What is Watershed Management?
Watershed management is a term used to describe the process of implementing land use and water management practices to protect and improve the quality of the water and other natural resources within a watershed by managing the use of those land and water resources in a comprehensive manner.
What is Watershed Management Planning?
Watershed management planning is a process that results in a plan or a blueprint of how to best protect and improve the water quality and other natural resources in a watershed. Very often, watershed boundaries extend across jurisdiction boundaries. A comprehensive planning process that involves all stakeholders that are affected by the conditions in the watershed is essential to successful watershed management. The key-steps to develop a watershed management plan are described here.
What is Watershed Science?
The Watershed Management Plan describes the kind of things that should happen in order to keep the watershed functioning properly. Watershed Science is the use of scientific principles to define the specific actions needed to keep the watershed functioning in as natural of a way possible, yet keeping the emphasis on its enjoyment by its residents and visitors.
This website is unofficial, but complements the official DNR plan. and the unofficial site
The comment box on the right can be used to comment on the current webpage. Your comments are taken seriously and will be incorporated if appropriate.
To Science the Plan!
I have set up this website so that each topic that, in my opinion (which can be changed), needs to be addressed in the management plan has its own page. For each topic I'm thinking of trying to answer the following questions:
- What is so important about this specific subject matter?
- How could it deteriorate?
- How could we prevent it from deteriorating?
- How could we make it better?
Each topic also has a set of references or links to resource information or other works that have touched on the subject.
I believe that I have listed pretty much every topic, so it's time to start filling the empty pages.
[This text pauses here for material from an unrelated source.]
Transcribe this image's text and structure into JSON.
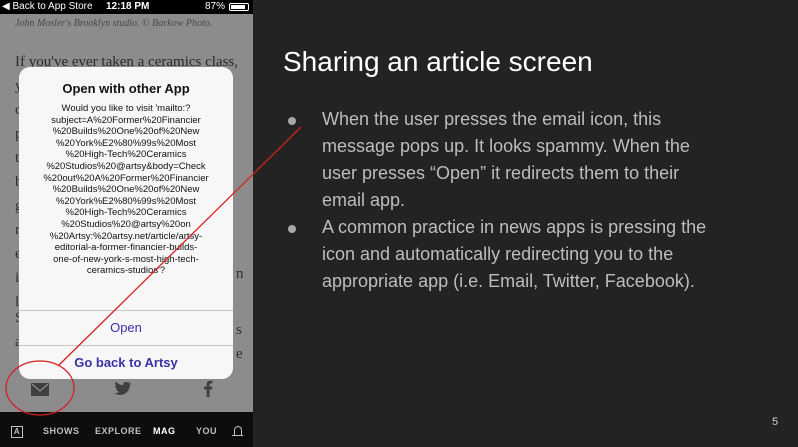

I'm going to try this out with the web page dealing with history, which can be found under the "Introduction" menu. For the past few years, it seems that every three or four months I wind up searching the Internet for historical information about Garrett County, and every time I do find something new. So on we go...